MATERIAL SUPPLIED:
>>
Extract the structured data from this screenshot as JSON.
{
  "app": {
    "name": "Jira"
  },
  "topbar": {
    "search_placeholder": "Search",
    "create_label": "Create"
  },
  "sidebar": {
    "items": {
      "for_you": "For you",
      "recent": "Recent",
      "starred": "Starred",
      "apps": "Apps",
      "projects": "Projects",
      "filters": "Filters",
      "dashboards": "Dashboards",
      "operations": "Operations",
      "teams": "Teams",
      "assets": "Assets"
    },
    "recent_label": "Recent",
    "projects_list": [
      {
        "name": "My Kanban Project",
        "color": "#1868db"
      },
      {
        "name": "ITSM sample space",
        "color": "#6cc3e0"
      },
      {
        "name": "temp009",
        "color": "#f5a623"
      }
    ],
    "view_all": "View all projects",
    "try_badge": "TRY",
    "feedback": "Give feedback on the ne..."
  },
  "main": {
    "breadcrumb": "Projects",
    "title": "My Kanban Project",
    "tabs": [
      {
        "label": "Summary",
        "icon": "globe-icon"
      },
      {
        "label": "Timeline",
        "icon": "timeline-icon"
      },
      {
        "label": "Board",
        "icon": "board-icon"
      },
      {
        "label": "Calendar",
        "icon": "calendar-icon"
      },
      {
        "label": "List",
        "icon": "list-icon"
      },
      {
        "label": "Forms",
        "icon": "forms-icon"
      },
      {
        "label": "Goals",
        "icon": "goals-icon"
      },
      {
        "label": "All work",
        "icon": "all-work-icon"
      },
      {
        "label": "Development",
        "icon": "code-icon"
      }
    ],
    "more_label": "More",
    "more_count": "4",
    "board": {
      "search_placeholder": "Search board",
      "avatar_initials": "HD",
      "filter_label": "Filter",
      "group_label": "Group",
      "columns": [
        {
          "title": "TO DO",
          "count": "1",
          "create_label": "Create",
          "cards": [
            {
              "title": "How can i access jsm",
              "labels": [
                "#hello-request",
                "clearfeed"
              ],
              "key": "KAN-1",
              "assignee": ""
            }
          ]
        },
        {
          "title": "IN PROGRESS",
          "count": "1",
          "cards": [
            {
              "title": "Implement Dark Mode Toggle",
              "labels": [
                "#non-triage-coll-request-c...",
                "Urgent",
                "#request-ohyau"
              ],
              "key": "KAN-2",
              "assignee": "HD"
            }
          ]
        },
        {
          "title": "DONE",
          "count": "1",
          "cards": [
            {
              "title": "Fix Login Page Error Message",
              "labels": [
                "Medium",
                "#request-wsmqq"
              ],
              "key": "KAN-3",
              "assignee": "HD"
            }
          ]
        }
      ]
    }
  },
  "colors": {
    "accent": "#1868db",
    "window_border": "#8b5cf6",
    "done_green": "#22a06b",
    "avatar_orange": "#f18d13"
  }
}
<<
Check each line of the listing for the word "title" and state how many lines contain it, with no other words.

RESPONSE TO THIS EXERCISE: 7